Invest in important relationships
We are all born to connect with others. It’s necessary for our very survival. Close relationships can emotionally energize you like nothing else in the world. Prioritize the relationships that feed your soul, and take care of your intimate family relationships above all others. Take time to connect with your loved ones, and to let them know on a regular basis how much you value them.
Shared joy is a double joy; shared sorrow is half a sorrow. ~Swedish Proverb
It is in the shelter of each other that people live ~ Irish Proverb
Self & Relationship Expert Julie de Azevedo Hanks, LCSW, founder and director of Wasatch Family Therapy, LLC specializes in women’s mental health therapy, marriage counseling and family therapy. Visit www.wasatchfamilytherapy.com to learn more about counseling services, workshops, & classes. Visit www.drjuliehanks.com for more inspiration on how to let your best self shine!
What do YOU do to boost your emotional energy? Comment below (your email will not be made public) 🙂
Women often complain about their husband’s lack of help or enthusiasm for the holiday preparations. Husband’s are often puzzled about why wives get so stressed out about shopping, decorating, and baking.

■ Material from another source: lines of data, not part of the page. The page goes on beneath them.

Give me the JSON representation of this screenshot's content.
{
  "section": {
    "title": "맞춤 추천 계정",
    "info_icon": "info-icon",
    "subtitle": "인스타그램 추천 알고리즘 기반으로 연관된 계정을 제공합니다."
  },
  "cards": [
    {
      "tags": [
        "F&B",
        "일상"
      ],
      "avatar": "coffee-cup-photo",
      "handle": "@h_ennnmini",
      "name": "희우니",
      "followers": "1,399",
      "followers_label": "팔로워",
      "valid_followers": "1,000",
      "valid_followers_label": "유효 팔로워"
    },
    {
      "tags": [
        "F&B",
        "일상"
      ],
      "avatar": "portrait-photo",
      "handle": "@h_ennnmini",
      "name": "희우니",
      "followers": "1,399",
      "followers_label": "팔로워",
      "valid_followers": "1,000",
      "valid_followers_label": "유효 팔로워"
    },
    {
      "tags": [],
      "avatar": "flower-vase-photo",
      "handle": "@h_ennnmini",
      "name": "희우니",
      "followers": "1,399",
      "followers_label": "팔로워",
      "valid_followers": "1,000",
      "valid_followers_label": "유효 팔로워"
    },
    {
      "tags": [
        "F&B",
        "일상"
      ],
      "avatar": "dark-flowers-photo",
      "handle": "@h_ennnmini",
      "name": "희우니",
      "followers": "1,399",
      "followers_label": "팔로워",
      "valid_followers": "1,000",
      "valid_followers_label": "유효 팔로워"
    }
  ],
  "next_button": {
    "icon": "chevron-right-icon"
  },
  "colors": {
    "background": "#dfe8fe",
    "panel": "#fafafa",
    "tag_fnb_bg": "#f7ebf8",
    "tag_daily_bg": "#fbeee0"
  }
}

Here’s why women get stressed and solutions to get your man to help with the festivities.
1-Women feel responsible for the “intangibles” of family life (e.g. maintaining relationships, fulfilling family expectations, setting mood & tone, giving meaning to family traditions, a sense that they are adding value)
Get your man to help by…Sharing what your holiday traditions mean to you. (“It’s important to me to keep in touch with friends and family through sending yearly Christmas cards.” “Baking cookies reminds me of holidays with my grandmother and helps me feel connected to her.”)
Â 2-Women want to fulfill their own & other’s expectations
Get your man to help byâ€¦ listening to your husband’s feedback that challenges your assumptions about the way things “should be”. Allow your spouse to help you find more realistic expectations. (“Maybe we don’t need to send out Christmas cards every year. Maybe every other year would be fine.” “Do we really have to make homemade gifts for the entire neighborhood?”)
3-Women feel like they should be able to “do it all” & have difficulty asking for help
Get your man to help byâ€¦ Ask for help directly, specifically, & with a time frame. ( “Will you help put labels on the Christmas cards by the end of the weekend?” “Will you be in charge of buying gifts for Brooke & Darin this year?” )